At the moment all of 50 nuclear reactors are offline. This gaping hole in Japan's electricity generation is being filled by thermal sources (oil, natural gas and coal), which has led to soaring electricity prices, which in turn are placing significant cost pressures on Japan's consumers, manufacturers and exporters, and risk undermining the effects of 'Abe-nomics'.
In spite of strong popular opposition, we anticipate the financial burden will prompt two nuclear re-starts in mid-2014, assuming that: a) reactors pass the NRA safety inspections, b) the Fukushima clean-up proceeds without complications that would encourage further public opposition, c) pressurised water reactors (assumed to be safer) are prioritised for re-start over boiling water reactors.

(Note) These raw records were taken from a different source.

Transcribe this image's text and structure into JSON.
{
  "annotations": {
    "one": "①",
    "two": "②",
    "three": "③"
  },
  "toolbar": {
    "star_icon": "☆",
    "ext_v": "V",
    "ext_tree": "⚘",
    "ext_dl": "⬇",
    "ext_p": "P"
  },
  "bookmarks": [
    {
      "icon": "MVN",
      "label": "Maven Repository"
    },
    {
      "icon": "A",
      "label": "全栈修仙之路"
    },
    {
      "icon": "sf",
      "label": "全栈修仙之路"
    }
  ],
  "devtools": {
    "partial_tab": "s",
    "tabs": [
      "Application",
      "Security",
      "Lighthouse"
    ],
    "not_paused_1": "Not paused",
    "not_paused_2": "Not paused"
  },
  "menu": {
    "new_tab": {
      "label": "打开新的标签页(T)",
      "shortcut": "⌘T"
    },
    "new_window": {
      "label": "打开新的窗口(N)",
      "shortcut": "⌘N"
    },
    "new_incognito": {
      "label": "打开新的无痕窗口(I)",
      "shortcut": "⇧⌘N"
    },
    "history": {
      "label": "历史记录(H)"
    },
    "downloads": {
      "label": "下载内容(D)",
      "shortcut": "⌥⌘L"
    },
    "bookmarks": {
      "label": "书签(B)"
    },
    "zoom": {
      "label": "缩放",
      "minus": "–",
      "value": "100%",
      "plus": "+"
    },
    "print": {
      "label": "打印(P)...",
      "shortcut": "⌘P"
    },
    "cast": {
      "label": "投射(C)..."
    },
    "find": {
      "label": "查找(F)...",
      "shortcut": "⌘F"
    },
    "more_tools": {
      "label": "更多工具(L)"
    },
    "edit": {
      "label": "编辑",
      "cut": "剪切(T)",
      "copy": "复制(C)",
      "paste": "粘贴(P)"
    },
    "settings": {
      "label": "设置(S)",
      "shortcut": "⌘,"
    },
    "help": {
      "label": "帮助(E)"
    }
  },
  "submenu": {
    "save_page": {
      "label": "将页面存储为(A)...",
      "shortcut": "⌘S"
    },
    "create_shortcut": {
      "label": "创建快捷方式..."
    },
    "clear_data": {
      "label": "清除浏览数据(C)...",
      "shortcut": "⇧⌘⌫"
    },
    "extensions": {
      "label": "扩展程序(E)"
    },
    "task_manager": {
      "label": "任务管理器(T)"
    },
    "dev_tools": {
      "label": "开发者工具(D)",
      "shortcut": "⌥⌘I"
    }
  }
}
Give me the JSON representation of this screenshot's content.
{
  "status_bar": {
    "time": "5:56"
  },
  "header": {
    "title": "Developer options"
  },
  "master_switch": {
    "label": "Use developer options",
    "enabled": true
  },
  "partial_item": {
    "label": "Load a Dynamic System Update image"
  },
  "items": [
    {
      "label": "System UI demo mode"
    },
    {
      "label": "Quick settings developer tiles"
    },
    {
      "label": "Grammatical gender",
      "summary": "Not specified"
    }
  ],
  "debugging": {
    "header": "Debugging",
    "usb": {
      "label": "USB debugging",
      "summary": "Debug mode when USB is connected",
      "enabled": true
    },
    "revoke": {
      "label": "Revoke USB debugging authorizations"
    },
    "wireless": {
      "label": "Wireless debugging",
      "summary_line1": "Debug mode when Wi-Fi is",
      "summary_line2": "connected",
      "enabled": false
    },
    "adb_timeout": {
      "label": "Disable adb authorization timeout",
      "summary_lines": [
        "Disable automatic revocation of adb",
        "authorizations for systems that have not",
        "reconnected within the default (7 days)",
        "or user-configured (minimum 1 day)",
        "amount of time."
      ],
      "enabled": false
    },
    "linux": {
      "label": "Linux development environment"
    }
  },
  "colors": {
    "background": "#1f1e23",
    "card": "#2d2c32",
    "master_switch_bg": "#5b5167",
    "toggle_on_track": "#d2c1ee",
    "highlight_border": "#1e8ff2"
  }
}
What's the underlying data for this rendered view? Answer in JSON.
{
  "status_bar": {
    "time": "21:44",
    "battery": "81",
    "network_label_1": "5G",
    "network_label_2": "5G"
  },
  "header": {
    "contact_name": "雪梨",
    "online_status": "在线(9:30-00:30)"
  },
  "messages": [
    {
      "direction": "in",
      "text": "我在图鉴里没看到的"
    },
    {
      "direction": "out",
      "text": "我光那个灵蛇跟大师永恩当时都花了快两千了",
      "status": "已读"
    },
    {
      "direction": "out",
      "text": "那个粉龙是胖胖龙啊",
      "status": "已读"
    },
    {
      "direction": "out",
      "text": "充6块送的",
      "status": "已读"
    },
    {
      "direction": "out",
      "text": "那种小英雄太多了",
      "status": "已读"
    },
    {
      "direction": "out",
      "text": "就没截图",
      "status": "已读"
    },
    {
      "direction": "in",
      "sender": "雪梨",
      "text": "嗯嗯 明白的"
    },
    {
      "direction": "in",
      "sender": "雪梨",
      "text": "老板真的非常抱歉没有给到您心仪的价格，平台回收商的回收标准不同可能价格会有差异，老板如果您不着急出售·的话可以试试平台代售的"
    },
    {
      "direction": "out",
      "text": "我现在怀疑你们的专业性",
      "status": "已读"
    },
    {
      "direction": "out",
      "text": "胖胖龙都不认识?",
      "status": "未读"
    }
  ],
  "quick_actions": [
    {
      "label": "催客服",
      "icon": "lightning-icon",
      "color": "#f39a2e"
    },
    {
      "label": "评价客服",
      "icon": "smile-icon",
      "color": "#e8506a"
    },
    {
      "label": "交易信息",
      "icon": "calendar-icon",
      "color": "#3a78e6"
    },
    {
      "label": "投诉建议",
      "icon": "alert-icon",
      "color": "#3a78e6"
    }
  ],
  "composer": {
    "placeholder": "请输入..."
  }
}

The outlook post-2016 is purely speculative at this point as the 2016 election will be a wildcard for energy/nuclear policy.
However, in terms of our base-case scenario, we are operating under the assumption that two to three reactors will come online per year from 2015 onwards. Not all reactors will restart; we forecast about 40-50% of total capacity...